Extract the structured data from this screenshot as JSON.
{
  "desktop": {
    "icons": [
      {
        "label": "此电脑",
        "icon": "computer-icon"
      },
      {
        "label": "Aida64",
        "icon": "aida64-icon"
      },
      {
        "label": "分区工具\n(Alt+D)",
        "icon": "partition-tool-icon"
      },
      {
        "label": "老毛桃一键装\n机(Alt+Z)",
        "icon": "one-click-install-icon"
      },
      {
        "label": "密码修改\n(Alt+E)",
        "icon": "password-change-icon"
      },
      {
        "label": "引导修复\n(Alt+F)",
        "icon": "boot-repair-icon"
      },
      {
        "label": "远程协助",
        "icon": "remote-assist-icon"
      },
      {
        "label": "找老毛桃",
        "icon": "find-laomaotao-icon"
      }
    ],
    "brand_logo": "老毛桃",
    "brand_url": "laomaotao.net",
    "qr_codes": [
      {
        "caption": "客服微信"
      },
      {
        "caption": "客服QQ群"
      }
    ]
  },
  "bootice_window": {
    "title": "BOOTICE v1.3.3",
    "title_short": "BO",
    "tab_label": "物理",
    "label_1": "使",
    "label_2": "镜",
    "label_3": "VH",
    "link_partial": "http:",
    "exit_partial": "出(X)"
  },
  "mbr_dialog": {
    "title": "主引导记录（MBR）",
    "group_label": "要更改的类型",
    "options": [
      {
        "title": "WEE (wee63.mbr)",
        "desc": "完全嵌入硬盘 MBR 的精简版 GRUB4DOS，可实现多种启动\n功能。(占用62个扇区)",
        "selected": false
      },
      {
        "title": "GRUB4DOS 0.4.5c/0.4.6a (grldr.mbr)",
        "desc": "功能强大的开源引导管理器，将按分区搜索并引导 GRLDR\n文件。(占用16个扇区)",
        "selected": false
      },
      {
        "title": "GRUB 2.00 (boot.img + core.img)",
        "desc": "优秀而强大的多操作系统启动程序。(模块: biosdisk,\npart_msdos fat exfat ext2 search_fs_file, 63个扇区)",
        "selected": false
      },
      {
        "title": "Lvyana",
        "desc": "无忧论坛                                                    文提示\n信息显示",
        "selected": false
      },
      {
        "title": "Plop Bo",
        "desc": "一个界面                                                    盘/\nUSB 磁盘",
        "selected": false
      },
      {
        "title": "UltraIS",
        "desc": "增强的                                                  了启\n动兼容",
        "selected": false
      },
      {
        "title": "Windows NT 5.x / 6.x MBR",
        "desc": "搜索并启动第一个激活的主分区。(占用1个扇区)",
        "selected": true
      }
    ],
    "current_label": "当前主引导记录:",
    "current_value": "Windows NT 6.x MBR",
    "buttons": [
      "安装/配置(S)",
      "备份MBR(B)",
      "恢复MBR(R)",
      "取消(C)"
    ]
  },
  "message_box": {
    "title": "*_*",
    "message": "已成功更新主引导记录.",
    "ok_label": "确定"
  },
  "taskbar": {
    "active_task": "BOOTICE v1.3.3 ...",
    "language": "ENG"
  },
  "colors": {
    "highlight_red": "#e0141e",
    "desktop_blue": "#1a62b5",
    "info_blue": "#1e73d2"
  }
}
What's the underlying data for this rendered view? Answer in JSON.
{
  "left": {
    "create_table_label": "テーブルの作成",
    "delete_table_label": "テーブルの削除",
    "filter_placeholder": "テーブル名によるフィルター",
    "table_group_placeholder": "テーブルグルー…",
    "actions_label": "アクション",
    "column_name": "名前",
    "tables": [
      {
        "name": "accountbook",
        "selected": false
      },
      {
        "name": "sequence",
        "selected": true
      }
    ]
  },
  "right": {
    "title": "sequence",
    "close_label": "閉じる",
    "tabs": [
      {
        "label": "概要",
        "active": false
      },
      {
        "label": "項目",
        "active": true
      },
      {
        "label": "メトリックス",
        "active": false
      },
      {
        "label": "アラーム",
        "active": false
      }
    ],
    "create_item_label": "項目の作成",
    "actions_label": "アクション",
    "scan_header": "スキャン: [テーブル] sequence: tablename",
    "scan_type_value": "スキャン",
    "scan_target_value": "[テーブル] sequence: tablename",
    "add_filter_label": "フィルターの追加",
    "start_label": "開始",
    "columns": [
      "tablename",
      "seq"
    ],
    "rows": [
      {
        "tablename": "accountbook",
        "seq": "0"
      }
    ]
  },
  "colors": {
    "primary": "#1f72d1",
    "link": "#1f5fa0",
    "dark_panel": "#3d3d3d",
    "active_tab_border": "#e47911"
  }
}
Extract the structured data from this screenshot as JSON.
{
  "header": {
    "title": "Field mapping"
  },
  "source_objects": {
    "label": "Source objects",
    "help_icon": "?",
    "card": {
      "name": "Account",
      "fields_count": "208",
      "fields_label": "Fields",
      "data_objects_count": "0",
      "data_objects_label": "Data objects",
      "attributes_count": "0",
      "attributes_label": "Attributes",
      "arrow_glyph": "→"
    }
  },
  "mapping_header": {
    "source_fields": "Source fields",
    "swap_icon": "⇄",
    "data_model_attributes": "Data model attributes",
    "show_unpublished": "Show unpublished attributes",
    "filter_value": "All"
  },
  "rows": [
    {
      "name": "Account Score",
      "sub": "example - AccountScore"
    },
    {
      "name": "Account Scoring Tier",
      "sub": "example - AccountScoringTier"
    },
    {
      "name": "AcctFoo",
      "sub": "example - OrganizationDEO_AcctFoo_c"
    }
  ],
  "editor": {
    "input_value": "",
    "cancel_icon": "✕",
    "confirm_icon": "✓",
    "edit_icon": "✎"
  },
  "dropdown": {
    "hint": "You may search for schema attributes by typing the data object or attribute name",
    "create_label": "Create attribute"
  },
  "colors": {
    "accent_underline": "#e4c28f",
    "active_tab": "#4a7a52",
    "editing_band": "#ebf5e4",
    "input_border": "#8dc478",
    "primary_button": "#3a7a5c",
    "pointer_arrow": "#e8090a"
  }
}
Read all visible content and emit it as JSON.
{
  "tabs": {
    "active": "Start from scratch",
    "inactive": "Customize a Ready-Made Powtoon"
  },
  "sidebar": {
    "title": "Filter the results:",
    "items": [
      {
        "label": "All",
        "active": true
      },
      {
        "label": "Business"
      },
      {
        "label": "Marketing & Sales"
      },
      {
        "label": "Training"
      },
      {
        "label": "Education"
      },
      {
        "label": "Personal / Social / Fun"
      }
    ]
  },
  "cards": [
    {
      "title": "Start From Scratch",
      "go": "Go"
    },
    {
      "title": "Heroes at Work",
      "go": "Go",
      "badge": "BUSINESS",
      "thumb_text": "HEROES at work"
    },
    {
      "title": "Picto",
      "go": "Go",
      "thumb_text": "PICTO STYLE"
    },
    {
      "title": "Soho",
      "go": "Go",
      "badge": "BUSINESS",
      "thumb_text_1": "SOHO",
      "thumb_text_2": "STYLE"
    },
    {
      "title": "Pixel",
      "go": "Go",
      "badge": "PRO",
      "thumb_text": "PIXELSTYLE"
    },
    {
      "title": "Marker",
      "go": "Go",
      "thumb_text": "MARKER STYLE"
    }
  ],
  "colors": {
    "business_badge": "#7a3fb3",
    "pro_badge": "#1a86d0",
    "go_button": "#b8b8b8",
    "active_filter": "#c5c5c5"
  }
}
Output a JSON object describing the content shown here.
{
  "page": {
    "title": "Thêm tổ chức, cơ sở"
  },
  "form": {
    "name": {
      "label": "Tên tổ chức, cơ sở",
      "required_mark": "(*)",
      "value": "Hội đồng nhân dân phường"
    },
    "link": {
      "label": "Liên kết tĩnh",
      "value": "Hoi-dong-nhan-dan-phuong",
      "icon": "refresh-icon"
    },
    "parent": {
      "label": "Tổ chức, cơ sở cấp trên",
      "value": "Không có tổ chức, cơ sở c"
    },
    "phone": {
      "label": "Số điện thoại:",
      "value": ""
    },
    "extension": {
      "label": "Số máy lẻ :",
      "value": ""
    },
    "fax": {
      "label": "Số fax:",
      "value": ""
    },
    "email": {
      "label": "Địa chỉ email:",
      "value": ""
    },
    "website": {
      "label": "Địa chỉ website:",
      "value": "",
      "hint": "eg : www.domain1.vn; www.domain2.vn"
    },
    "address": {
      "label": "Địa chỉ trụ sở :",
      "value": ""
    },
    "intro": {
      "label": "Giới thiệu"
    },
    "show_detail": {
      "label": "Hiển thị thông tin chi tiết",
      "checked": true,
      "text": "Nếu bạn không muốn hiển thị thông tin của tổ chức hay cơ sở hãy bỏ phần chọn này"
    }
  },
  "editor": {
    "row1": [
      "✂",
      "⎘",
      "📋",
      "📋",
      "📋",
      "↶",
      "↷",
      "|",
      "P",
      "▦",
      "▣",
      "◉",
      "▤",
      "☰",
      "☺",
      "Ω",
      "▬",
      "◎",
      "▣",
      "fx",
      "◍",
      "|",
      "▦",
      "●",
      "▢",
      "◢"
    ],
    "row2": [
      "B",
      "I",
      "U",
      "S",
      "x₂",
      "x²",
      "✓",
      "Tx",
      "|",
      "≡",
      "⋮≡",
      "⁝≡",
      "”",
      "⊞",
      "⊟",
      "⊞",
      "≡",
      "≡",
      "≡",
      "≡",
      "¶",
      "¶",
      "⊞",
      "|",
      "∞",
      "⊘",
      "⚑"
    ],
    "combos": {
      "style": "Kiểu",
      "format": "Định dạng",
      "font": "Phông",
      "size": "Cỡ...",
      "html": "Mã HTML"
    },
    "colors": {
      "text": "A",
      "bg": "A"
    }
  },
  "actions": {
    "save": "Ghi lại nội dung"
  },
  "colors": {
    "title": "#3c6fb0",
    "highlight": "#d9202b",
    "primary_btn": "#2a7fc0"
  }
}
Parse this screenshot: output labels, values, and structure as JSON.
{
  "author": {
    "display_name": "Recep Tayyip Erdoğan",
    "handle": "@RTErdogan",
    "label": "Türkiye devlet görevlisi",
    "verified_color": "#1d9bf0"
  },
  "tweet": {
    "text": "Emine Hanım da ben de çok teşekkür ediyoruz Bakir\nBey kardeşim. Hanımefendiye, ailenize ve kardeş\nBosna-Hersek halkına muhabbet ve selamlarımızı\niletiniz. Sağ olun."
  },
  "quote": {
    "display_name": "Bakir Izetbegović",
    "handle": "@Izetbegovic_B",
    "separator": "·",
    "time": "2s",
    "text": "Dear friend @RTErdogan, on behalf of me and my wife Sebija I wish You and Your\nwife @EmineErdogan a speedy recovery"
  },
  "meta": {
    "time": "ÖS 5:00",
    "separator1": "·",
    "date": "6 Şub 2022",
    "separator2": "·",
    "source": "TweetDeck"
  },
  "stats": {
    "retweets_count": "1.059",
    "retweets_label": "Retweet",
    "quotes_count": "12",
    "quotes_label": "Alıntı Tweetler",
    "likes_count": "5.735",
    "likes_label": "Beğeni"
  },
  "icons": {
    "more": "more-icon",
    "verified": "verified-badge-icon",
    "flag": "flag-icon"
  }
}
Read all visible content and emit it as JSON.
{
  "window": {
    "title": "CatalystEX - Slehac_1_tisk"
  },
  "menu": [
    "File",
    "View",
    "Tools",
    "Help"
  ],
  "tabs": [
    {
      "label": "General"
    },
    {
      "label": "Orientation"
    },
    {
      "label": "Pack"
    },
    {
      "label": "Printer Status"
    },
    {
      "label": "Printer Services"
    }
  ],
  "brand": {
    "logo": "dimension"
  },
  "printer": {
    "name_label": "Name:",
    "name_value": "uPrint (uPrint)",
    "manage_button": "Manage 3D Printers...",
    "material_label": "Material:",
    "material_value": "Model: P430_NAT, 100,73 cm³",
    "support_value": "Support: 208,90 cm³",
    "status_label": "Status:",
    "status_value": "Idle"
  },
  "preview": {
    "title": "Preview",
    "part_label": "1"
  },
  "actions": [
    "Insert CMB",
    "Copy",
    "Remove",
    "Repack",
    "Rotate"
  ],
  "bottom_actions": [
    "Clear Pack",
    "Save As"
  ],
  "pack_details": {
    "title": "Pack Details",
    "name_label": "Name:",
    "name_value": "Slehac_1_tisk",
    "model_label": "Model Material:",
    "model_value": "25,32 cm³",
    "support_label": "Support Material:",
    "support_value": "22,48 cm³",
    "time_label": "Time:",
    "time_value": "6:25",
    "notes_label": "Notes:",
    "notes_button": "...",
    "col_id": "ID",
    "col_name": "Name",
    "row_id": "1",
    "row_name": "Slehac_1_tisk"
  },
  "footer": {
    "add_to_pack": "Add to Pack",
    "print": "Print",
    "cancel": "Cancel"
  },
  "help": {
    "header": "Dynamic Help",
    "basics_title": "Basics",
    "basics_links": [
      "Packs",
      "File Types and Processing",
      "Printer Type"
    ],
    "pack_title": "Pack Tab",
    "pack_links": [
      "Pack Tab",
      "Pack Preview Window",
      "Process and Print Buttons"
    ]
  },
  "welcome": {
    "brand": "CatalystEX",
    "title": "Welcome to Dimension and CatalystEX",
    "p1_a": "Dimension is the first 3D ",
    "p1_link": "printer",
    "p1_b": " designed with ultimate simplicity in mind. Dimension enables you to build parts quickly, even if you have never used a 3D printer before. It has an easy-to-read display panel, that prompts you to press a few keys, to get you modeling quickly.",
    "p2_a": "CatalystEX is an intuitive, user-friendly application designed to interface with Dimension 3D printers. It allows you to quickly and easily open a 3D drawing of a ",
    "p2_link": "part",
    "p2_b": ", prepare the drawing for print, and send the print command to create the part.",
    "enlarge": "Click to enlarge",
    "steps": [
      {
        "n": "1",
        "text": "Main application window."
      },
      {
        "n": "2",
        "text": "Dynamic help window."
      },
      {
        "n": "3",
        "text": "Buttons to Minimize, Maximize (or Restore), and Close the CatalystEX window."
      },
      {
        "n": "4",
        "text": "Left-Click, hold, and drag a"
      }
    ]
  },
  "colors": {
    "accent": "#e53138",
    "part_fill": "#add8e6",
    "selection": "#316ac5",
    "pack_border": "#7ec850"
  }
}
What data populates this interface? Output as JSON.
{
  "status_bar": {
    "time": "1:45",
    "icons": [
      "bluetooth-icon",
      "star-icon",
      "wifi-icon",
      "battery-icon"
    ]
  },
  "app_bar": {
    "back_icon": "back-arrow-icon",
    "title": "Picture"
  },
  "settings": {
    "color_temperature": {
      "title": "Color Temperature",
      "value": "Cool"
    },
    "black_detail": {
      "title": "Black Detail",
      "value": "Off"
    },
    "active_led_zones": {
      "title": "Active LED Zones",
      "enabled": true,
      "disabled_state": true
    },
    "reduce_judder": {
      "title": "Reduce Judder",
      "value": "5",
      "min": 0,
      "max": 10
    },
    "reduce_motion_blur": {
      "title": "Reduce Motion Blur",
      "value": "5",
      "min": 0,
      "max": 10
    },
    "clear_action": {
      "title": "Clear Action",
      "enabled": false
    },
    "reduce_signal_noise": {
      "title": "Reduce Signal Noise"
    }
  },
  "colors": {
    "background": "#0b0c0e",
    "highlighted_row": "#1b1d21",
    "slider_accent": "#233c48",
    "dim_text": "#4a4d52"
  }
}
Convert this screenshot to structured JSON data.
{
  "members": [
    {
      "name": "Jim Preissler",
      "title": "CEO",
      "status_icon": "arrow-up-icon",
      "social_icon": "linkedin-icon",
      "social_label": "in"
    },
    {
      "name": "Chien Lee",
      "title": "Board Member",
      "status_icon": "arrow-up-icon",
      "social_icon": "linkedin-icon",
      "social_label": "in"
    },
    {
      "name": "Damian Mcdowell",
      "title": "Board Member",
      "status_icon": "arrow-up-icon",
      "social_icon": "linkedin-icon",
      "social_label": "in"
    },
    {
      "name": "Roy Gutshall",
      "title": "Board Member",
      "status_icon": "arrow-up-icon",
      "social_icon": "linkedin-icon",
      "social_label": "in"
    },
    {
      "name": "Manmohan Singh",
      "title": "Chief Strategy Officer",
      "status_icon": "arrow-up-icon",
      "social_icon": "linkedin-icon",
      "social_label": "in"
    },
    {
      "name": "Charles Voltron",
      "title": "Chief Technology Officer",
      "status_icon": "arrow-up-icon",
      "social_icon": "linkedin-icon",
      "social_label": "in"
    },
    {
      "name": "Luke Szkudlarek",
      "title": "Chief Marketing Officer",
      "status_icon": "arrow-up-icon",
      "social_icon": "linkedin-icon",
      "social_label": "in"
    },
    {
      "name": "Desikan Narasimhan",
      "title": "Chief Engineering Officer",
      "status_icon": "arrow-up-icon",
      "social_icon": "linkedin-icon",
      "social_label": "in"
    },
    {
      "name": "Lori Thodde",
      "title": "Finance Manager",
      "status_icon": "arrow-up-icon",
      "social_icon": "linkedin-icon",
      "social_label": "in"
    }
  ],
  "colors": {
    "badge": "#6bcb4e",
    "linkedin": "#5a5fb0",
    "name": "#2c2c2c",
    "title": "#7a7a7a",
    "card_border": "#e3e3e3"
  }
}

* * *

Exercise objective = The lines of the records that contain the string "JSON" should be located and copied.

Exercise answer =
Extract the structured data from this screenshot as JSON.
What's the underlying data for this rendered view? Answer in JSON.
Extract the structured data from this screenshot as JSON.
Read all visible content and emit it as JSON.
Output a JSON object describing the content shown here.
Parse this screenshot: output labels, values, and structure as JSON.
Read all visible content and emit it as JSON.
What data populates this interface? Output as JSON.
Convert this screenshot to structured JSON data.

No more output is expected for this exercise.